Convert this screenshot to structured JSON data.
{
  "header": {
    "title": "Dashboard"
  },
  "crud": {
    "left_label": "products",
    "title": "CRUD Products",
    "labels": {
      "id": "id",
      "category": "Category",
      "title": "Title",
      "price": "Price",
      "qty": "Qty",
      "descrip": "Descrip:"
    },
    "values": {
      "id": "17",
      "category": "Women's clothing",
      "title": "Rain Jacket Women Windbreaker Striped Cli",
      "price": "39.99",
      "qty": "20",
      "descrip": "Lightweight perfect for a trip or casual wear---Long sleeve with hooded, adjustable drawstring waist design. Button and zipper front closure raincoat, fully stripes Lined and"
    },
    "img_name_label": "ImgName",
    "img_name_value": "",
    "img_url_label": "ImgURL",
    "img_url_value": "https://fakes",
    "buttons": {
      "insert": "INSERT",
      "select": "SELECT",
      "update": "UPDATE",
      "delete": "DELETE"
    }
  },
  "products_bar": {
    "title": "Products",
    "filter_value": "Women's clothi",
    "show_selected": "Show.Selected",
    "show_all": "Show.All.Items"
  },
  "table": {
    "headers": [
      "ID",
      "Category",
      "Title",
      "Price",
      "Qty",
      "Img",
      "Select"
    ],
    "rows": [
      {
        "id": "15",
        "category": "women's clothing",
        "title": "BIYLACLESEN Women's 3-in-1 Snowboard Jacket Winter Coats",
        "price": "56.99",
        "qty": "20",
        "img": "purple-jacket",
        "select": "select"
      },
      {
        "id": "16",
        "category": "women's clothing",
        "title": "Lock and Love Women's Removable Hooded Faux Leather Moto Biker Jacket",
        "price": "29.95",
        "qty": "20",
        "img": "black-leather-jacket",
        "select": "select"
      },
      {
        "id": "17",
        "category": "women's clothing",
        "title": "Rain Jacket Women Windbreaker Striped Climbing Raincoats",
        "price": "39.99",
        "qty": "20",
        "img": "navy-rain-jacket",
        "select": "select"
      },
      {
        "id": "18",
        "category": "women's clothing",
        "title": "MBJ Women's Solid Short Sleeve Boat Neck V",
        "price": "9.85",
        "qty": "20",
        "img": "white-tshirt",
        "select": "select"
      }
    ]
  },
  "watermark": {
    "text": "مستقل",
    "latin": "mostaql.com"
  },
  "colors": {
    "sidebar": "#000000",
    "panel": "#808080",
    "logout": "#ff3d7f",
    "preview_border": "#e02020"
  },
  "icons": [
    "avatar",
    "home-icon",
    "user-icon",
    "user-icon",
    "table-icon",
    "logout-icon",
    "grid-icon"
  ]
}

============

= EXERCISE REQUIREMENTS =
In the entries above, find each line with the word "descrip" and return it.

= RESPONSE AREA =
      "descrip": "Descrip:"
      "descrip": "Lightweight perfect for a trip or casual wear---Long sleeve with hooded, adjustable drawstring waist design. Button and zipper front closure raincoat, fully stripes Lined and"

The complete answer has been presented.